The whole listing, pictures aside, should be reproduced exactly.
:: INFORMATION SHOWN ::
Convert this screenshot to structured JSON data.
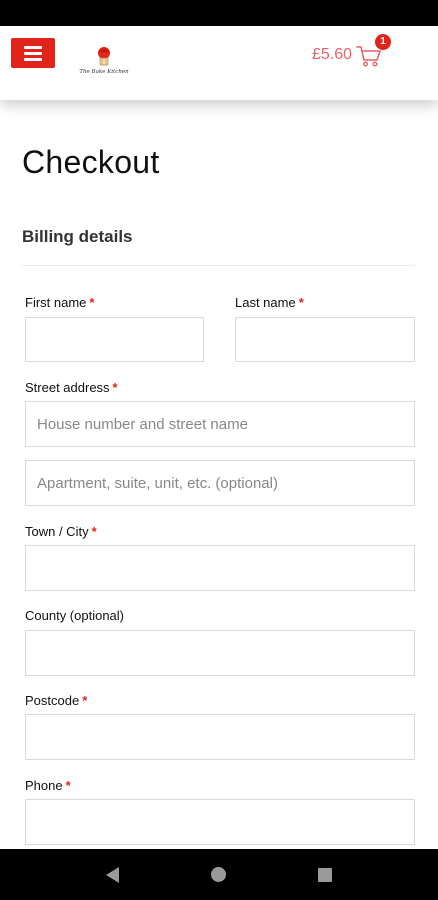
{
  "header": {
    "logo_text": "The Bake Kitchen",
    "cart_total": "£5.60",
    "cart_count": "1"
  },
  "page": {
    "title": "Checkout",
    "section_title": "Billing details"
  },
  "form": {
    "required_marker": "*",
    "first_name_label": "First name",
    "last_name_label": "Last name",
    "street_label": "Street address",
    "street_placeholder": "House number and street name",
    "apartment_placeholder": "Apartment, suite, unit, etc. (optional)",
    "city_label": "Town / City",
    "county_label": "County (optional)",
    "postcode_label": "Postcode",
    "phone_label": "Phone"
  },
  "colors": {
    "accent": "#e2231a",
    "cart_text": "#e9606a"
  }
}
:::
OUTPUT FOR THIS EXERCISE:
Convert this screenshot to structured JSON data.
{
  "header": {
    "logo_text": "The Bake Kitchen",
    "cart_total": "£5.60",
    "cart_count": "1"
  },
  "page": {
    "title": "Checkout",
    "section_title": "Billing details"
  },
  "form": {
    "required_marker": "*",
    "first_name_label": "First name",
    "last_name_label": "Last name",
    "street_label": "Street address",
    "street_placeholder": "House number and street name",
    "apartment_placeholder": "Apartment, suite, unit, etc. (optional)",
    "city_label": "Town / City",
    "county_label": "County (optional)",
    "postcode_label": "Postcode",
    "phone_label": "Phone"
  },
  "colors": {
    "accent": "#e2231a",
    "cart_text": "#e9606a"
  }
}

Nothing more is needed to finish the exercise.